A decade after the most high-scoring ODI in history, the Wanderers witnessed something far less competitive. South Africa’s batsmen overwhelmed Australia for the second time in as many matches, despite the visiting captain winning the toss and choosing to chase on a Wanderers pitch brimful of runs. The final margin of 142 runs was South Africa’s second-biggest over Australia.
Where at Centurion it had been Quinton de Kock handing out the punishment, here it was the captain Faf du Plessis who prospered, helped either side of his innings by strong contributions by Rilee Rossouw and JP Duminy. Their innings ensured a difficult day for the Australian pace debutants Joe Mennie and Chris Tremain, who were taken for 160 runs between them in 20 overs.
In reply to a steep target of 362, the tourists were never able to mount a decent challenge from the moment Aaron Finch skied an attempt to pull Kagiso Rabada in the second over. From there, regular wickets stymied progress to make it a more or less stress-free afternoon for the Proteas, who always had plenty of runs in reserve even as Travis Head posted his highest ODI score.
On a pristine day for batting and a friendly pitch, Australia’s bowlers struggled again in the absence of Mitchell Starc and Josh Hazlewood. Du Plessis’ 111 was a fine example of high tempo and good placement, not requiring a single six despite striking at nearly 120 runs per 100 balls. Duminy’s was a bigger-hitting innings, after Rossouw had produced a flurry of boundaries against the new ball to set South Africa on the road to a big total.
After de Kock destroyed Australia’s bowling attack in making 178 in the opening match at Centurion, the visitors dropped Scott Boland and Daniel Worrall, replacing them with Mennie and Tremain. South Africa did not make any changes to the team that won the first match of the series. The captain du Plessis indicated that Hashim Amla was fit to return and had simply been left out, leaving Rossouw at the top of the order.
It was Rossouw who duly got the Proteas going in the early overs, repeatedly piercing the off-side field with well-timed strokes that flew across a fast – if somewhat uneven – Wanderers outfield.
Both Mennie and Tremain were able to beat the bat numerous times with a modicum of early seam movement, but in between whiles, a high number of boundaries meant there was little scoreboard pressure imposed. It wasn’t until John Hastings entered the attack that a wicket fell, de Kock failing to get hold of a lofted drive and offering a catch to Tremain.
Du Plessis’ early minutes at the crease were eventful and painful, as a shy at the stumps struck him on the glove as he ran through for a single. The blow required treatment, and he was to be struck there again soon after by another ball that popped up towards the splice of the bat.

Faf du Plessis notched his sixth ODI ton © AFP
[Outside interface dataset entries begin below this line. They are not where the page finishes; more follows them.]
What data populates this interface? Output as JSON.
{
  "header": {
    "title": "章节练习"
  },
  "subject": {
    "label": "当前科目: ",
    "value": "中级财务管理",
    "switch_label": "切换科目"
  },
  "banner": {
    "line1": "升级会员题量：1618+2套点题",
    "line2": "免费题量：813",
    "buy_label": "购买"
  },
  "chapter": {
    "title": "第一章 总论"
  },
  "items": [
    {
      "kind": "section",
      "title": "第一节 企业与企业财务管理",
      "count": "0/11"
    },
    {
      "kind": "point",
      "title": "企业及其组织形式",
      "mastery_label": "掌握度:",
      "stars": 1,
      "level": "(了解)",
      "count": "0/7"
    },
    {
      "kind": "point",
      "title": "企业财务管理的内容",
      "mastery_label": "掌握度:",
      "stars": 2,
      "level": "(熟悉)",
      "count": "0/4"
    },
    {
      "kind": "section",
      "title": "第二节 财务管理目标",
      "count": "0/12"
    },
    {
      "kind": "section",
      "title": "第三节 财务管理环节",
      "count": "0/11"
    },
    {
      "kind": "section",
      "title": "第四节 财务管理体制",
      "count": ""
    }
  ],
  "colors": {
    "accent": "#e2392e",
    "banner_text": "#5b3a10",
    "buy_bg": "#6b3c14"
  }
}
However the pain subsided enough for du Plessis to get into his stride, as Rossouw maintained his form. Together they took South Africa to 146 after 24 overs, separated only when Rossouw skied Hastings just when a century beckoned.
Duminy’s arrival brought a further period of acceleration, with du Plessis also lifting his scoring rate with nifty placement and the occasional burst of power. Australia’s captain Steven Smith was hard pressed to find bowlers capable of keeping things quiet, and when Duminy began swinging – striking the first three sixes of the innings – a tally in the region of 400 looked momentarily possible.
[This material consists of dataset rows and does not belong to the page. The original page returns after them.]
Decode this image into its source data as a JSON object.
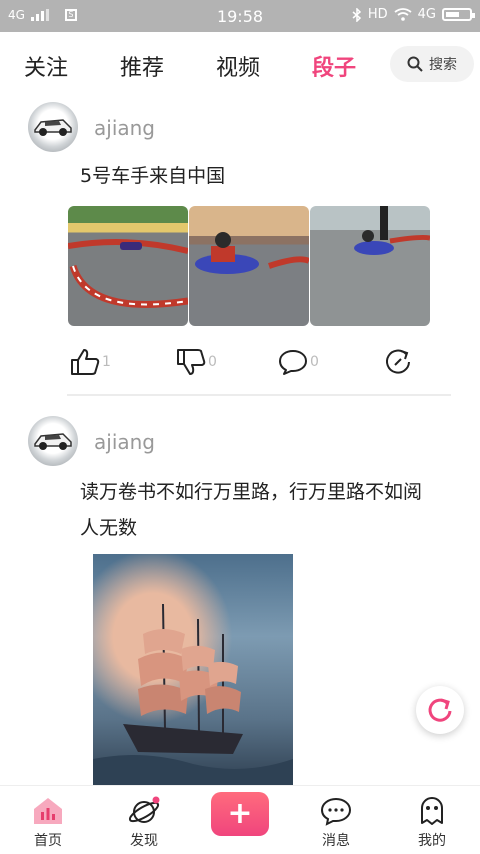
{
  "status_bar": {
    "network": "4G",
    "sim": "S",
    "time": "19:58",
    "right_network": "HD",
    "right_network2": "4G",
    "battery_level": 0.6
  },
  "top_nav": {
    "tabs": [
      {
        "label": "关注"
      },
      {
        "label": "推荐"
      },
      {
        "label": "视频"
      },
      {
        "label": "段子"
      }
    ],
    "active_tab": "段子",
    "search_label": "搜索",
    "accent_color": "#f0457d"
  },
  "posts": [
    {
      "username": "ajiang",
      "text": "5号车手来自中国",
      "images": [
        "go-kart-track-photo",
        "go-kart-driver-photo",
        "go-kart-track-photo"
      ],
      "likes": "1",
      "dislikes": "0",
      "comments": "0"
    },
    {
      "username": "ajiang",
      "text": "读万卷书不如行万里路，行万里路不如阅人无数",
      "images": [
        "sailing-ship-painting"
      ]
    }
  ],
  "bottom_nav": {
    "items": [
      {
        "label": "首页",
        "icon": "home-icon"
      },
      {
        "label": "发现",
        "icon": "planet-icon"
      },
      {
        "label": "+",
        "icon": "plus-icon"
      },
      {
        "label": "消息",
        "icon": "message-icon"
      },
      {
        "label": "我的",
        "icon": "ghost-icon"
      }
    ]
  }
}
The Australians regrouped somewhat in the later overs, dismissing Duminy and du Plessis in quick succession to pull the run-rate back slightly, and it was a fair measure of the conditions that the hosts were left feeling they could have made even more than they did. That being said, only a strong partnership or two from the potentially explosive Australian top order was going to be able to turn the contest their way,
However these sorts of stands have been missing from Smith’s team of late, with victories in Sri Lanka compiled in lower-scoring circumstances. Finch’s early wicket set the tone, with a critical moment to follow when Smith was well claimed down the leg side by de Kock from the bowling of Dale Steyn just as he looked capable of dominating.
The vice-captain David Warner seemed similarly poised after moving to 50, but then threw away his innings by clouting a Duminy long hop straight to midwicket. That dismissal left Head and the wicketkeeper Matthew Wade trying to resurrect the innings, but their stand of 69 in 61 balls served only to delay the inevitable.
Having entered this tour at less than full strength in bowling, the Australians needed to compensate in batting. A complete failure to do so in games one and two has left the series only one match away from being decided already.

Story by: 
Daniel Brettig is an assistant editor at ESPNcricinfo. @danbrettig